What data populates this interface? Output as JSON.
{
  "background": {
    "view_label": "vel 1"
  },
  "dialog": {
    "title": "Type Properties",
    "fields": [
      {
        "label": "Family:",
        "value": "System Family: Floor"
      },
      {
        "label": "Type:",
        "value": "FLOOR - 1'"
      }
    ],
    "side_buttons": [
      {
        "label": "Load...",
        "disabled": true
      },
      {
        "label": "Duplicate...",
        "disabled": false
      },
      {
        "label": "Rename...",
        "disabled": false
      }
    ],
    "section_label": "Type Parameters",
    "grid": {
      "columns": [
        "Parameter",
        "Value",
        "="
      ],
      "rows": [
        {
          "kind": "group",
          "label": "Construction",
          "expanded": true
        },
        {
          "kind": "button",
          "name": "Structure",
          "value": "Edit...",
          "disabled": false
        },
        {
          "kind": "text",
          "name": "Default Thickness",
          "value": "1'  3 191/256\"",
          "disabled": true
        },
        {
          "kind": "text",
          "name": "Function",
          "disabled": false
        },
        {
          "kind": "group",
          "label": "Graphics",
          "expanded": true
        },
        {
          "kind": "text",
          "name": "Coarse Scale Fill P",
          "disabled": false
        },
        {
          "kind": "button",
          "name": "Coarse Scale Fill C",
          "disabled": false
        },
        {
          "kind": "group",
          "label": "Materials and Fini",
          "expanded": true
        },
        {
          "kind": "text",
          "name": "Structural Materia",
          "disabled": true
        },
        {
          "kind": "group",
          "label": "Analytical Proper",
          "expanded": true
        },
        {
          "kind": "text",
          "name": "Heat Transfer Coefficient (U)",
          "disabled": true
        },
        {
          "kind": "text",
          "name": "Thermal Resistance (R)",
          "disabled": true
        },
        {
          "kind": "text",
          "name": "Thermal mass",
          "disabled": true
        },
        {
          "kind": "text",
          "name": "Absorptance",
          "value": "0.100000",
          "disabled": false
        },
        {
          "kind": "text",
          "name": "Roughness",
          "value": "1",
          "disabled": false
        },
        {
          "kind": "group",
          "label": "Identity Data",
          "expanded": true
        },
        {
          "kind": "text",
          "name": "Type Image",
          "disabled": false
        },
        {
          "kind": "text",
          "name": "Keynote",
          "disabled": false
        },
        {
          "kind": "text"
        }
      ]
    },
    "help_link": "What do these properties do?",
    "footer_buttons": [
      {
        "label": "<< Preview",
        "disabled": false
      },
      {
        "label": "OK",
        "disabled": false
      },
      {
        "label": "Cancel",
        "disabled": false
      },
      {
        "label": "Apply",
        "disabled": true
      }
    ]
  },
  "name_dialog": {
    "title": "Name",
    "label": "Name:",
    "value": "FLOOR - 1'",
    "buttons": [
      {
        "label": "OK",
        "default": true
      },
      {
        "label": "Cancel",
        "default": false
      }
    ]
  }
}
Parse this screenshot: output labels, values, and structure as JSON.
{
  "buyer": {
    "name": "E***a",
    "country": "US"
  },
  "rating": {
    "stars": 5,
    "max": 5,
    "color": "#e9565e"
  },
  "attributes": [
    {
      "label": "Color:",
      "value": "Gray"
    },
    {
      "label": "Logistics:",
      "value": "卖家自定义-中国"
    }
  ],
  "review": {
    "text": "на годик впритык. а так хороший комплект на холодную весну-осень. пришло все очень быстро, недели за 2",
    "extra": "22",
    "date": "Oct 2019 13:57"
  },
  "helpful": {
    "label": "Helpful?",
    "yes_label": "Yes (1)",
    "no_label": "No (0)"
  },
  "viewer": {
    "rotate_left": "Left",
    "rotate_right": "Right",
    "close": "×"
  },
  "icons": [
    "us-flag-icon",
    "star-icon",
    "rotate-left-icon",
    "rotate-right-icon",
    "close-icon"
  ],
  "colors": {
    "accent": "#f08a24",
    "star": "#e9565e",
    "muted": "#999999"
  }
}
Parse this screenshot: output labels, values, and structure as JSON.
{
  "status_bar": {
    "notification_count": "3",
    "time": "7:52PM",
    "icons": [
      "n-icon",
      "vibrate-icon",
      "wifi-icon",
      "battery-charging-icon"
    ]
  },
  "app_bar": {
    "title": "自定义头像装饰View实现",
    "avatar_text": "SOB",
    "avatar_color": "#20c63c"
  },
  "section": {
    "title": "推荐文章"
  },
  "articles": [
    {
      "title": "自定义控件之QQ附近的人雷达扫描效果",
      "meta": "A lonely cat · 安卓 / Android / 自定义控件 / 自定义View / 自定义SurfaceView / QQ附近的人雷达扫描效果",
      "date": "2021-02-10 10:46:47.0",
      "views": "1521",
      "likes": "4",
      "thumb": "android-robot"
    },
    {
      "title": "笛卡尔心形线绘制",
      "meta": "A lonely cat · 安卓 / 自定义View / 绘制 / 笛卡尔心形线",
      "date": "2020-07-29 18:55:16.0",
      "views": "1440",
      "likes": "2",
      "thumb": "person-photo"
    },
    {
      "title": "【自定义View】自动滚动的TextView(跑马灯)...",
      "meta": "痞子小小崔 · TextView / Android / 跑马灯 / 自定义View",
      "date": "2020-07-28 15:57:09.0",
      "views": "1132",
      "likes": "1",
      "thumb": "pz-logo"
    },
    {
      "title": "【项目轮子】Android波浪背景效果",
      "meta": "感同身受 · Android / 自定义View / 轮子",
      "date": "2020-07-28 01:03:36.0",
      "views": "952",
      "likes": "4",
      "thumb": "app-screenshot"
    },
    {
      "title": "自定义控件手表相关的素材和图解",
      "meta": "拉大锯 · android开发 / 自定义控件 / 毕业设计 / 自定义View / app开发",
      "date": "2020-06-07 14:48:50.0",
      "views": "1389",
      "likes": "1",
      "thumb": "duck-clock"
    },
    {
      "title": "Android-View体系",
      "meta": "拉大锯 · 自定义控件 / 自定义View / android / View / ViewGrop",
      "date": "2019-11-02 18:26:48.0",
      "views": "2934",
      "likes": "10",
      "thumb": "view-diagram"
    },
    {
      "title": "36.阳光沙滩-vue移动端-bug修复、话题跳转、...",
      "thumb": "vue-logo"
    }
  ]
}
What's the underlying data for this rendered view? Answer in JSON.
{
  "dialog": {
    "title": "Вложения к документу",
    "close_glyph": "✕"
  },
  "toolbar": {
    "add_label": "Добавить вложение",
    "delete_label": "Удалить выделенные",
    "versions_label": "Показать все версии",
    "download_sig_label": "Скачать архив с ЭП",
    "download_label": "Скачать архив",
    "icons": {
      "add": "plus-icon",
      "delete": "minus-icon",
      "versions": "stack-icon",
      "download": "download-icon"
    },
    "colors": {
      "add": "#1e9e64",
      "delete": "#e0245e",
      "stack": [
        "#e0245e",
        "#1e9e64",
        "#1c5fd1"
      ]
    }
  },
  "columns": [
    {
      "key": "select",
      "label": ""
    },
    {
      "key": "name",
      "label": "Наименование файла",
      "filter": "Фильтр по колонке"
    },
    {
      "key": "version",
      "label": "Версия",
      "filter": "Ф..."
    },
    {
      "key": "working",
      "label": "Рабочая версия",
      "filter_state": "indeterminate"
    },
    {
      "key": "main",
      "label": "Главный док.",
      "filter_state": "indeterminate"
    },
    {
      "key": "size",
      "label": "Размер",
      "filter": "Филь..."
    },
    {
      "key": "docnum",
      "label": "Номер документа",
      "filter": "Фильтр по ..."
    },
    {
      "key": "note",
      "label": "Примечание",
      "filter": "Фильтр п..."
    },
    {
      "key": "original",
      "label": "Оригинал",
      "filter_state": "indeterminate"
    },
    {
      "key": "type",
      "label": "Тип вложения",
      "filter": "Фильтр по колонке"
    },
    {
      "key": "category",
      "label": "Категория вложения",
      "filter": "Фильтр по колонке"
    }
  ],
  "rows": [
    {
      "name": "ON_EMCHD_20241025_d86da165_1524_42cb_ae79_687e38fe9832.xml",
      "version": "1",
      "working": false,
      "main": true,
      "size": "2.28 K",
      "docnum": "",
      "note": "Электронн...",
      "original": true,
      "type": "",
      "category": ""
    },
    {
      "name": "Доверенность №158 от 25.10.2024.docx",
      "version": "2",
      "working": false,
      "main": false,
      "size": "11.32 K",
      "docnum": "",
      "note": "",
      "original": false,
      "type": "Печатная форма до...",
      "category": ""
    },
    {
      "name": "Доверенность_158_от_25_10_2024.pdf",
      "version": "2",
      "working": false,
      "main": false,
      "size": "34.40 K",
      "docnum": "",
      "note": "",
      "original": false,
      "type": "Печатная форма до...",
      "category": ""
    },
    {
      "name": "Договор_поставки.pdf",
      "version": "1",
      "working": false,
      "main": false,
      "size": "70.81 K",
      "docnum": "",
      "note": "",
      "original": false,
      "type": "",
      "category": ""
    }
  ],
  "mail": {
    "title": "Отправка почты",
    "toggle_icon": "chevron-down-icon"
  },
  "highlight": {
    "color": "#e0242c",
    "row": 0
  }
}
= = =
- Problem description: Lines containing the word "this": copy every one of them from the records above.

- Result of the exercise:
What data populates this interface? Output as JSON.
Parse this screenshot: output labels, values, and structure as JSON.
Parse this screenshot: output labels, values, and structure as JSON.
What's the underlying data for this rendered view? Answer in JSON.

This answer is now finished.